Radioisotopes and Their Uses Radioisotopes are unstable isotopes that undergo radioactive decay. Radioisotopes have a number of uses: U-235 is used as fuel in nuclear reactors Co-60 is used in cancer radiation therapy C-14 is used as a tracer and for archeological dating Am-241 is used in smoke detectors
Mass Spectrometer A mass spectrometer is used to detect, identify and measure the abundance of different atoms, molecules or molecular fragments. Mass spectrometer studies are used to determine the average atomic mass for an element. The operation of a mass spectrometer can be divided into 5 steps: Vaporization Ionization Acceleration Deflection Detection
Chapter 12 13 Vaporization: the element to be analyzed is heated and vaporized (gaseous form). => http://www.magnet.fsu.edu/education/tutorials/java/singlesector2/index.html
Chapter 12 14 Ionization: the gaseous element is injected slowly into a vacuum chamber where the atoms are bombarded by electrons. This forms ions positive ions X (g) + e- X+(g) + 2 e- => http://www.magnet.fsu.edu/education/tutorials/java/singlesector2/index.html

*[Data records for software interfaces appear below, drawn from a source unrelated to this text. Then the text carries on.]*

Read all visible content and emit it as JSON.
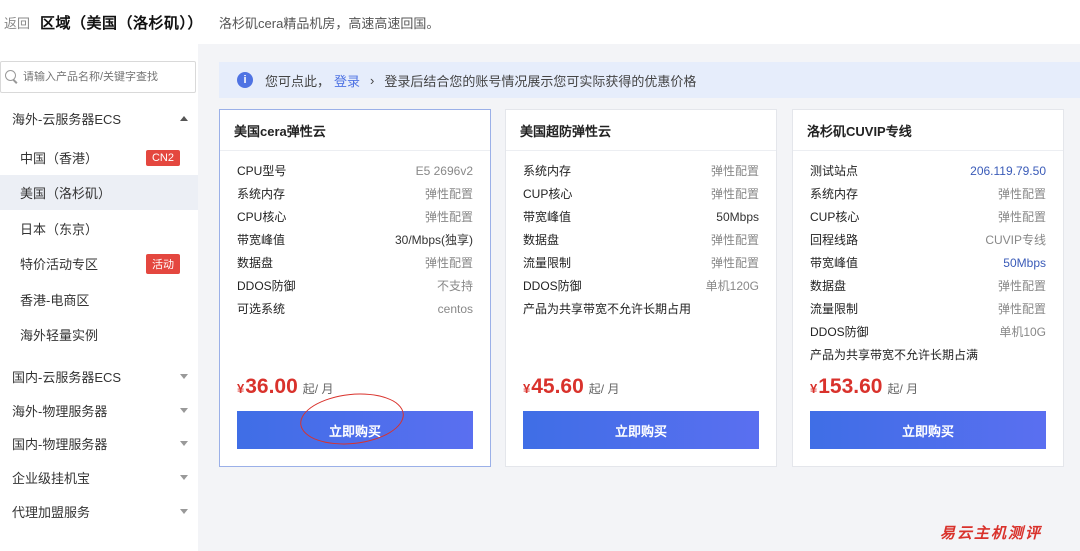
{
  "header": {
    "back_label": "返回",
    "title": "区域（美国（洛杉矶））",
    "description": "洛杉矶cera精品机房，高速高速回国。"
  },
  "sidebar": {
    "search_placeholder": "请输入产品名称/关键字查找",
    "groups": [
      {
        "label": "海外-云服务器ECS",
        "expanded": true
      },
      {
        "label": "国内-云服务器ECS",
        "expanded": false
      },
      {
        "label": "海外-物理服务器",
        "expanded": false
      },
      {
        "label": "国内-物理服务器",
        "expanded": false
      },
      {
        "label": "企业级挂机宝",
        "expanded": false
      },
      {
        "label": "代理加盟服务",
        "expanded": false
      }
    ],
    "items": [
      {
        "label": "中国（香港）",
        "badge": "CN2"
      },
      {
        "label": "美国（洛杉矶）",
        "badge": "",
        "active": true
      },
      {
        "label": "日本（东京）",
        "badge": ""
      },
      {
        "label": "特价活动专区",
        "badge": "活动"
      },
      {
        "label": "香港-电商区",
        "badge": ""
      },
      {
        "label": "海外轻量实例",
        "badge": ""
      }
    ]
  },
  "notice": {
    "prefix": "您可点此，",
    "login": "登录",
    "suffix": "登录后结合您的账号情况展示您可实际获得的优惠价格"
  },
  "products": [
    {
      "title": "美国cera弹性云",
      "specs": [
        {
          "k": "CPU型号",
          "v": "E5 2696v2"
        },
        {
          "k": "系统内存",
          "v": "弹性配置"
        },
        {
          "k": "CPU核心",
          "v": "弹性配置"
        },
        {
          "k": "带宽峰值",
          "v": "30/Mbps(独享)"
        },
        {
          "k": "数据盘",
          "v": "弹性配置"
        },
        {
          "k": "DDOS防御",
          "v": "不支持"
        },
        {
          "k": "可选系统",
          "v": "centos"
        }
      ],
      "note": "",
      "currency": "¥",
      "price": "36.00",
      "unit": "起/ 月",
      "buy_label": "立即购买"
    },
    {
      "title": "美国超防弹性云",
      "specs": [
        {
          "k": "系统内存",
          "v": "弹性配置"
        },
        {
          "k": "CUP核心",
          "v": "弹性配置"
        },
        {
          "k": "带宽峰值",
          "v": "50Mbps"
        },
        {
          "k": "数据盘",
          "v": "弹性配置"
        },
        {
          "k": "流量限制",
          "v": "弹性配置"
        },
        {
          "k": "DDOS防御",
          "v": "单机120G"
        }
      ],
      "note": "产品为共享带宽不允许长期占用",
      "currency": "¥",
      "price": "45.60",
      "unit": "起/ 月",
      "buy_label": "立即购买"
    },
    {
      "title": "洛杉矶CUVIP专线",
      "specs": [
        {
          "k": "测试站点",
          "v": "206.119.79.50"
        },
        {
          "k": "系统内存",
          "v": "弹性配置"
        },
        {
          "k": "CUP核心",
          "v": "弹性配置"
        },
        {
          "k": "回程线路",
          "v": "CUVIP专线"
        },
        {
          "k": "带宽峰值",
          "v": "50Mbps"
        },
        {
          "k": "数据盘",
          "v": "弹性配置"
        },
        {
          "k": "流量限制",
          "v": "弹性配置"
        },
        {
          "k": "DDOS防御",
          "v": "单机10G"
        }
      ],
      "note": "产品为共享带宽不允许长期占满",
      "currency": "¥",
      "price": "153.60",
      "unit": "起/ 月",
      "buy_label": "立即购买"
    }
  ],
  "watermark": "易云主机测评"
}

Chapter 12 15 Acceleration: the gaseous ions are accelerated through an electric field (towards a negative plate) => http://www.magnet.fsu.edu/education/tutorials/java/singlesector2/index.html
Chapter 12 16 Deflection: Ions are deflected in an adjustable magnetic field oriented at right angles to the path. Heavier ions are deflected less. => http://www.magnet.fsu.edu/education/tutorials/java/singlesector2/index.html
Chapter 12 17 Detection: ions of a specific mass are counted => http://www.magnet.fsu.edu/education/tutorials/java/singlesector2/index.html
A sample mass spectrograph Output provides the abundances of the elemental isotopes of different relative mass
1 p = 1.007276 amu1 n = 1.008665 amu1 e- = 0.0005486 amu
Average Atomic Mass Avg. Atomic Mass a weighted average of all isotopes of an element
based on the % abundance data from mass spectrometer
this value is found on the Periodic Table
Avg. Atomic Mass Average Atomic Mass EXAMPLE: Calculate the average atomic mass of chlorine if its abundance in nature is 75.77% 35Cl, and 24.23% 37Cl. 35.48 amu
Average Atomic Mass Gallium has two naturally occurring isotopes, Ga-69 and Ga-71, with masses of 68.9257 amu and 70.9249 amu, respectively. Calculate the percent abundances of these isotopes Average relative mass of Ga 69.7231 amu Solve to get 60.1% Ga-69 and 39.9% Ga-71
All EM radiation is fundamentally the same. The only difference between a gamma ray and a radio wave is the frequency/wavelength/energy.
White Light Prism Visible light is one category of EM radiation. The visible light spectrum is subdivided into six “colors”. RED ORANGE YELLOW GREEN BLUE VIOLET
A continuous spectrum includes all wavelengths of radiation in a given range. When white light is passed through a prism a continuous spectrum is produced.
Colored lights do not emit all the wavelengths of the visible light spectrum. For example, a red light emits mostly wavelengths from the red end of the spectrum. An energized gas sample will emit light of specific wavelengths characteristic of the gas. This is called a line spectrum
Emission spectra are unique for each element
The Bohr model of the atom was developed using information from hydrogen emission spectrum studies. Bohr envisioned an atomic model with:
a central dense positive nucleus composed of protons and neutrons.
negative electrons at specific energies orbit the nucleus
mostly empty space. Nucleus is 10-5 times smaller than atom.
Bohr further stated that the orbiting electrons occupy discrete energy levels. Electrons can only “jump” between energy levels if they absorb or emit a specific amount of energy.
Bohr saw the line spectrum of hydrogen as a direct result of energized electrons releasing a specific amount of energy by emitting a photon of light at a certain wavelength. The different lines in the hydrogen spectrum were evidence for a number of different energy levels.
higher energy shorter wavelength lower energy longer wavelength Visible spectrum for hydrogen atom convergence
Lower energy = more stable electron orbit Electrons fill the lowest energy orbitals first. Each orbital has a maximum possible number of electrons.As you should recall: 1st energy level (ground state) = 2 electrons 2ndenergy level = 8 electrons 3rd energy level = 8 electrons
The electronic structure of an atom A carbon atom has six electrons 1st energy level holds 2 2nd energy level takes the remaining 4 The electron structure for carbon would be written as 2,4 The electrons in the outermost energy level are called valence electrons. Carbon has 4 valence electrons.
Try writing the electron structure for calcium A calcium atom has 20 electrons 1st energy level holds 2 2nd energy level holds 8 3rd energy level holds 8 4th energy level holds last 2 The electron structure for calcium would be written as 2,8,8,2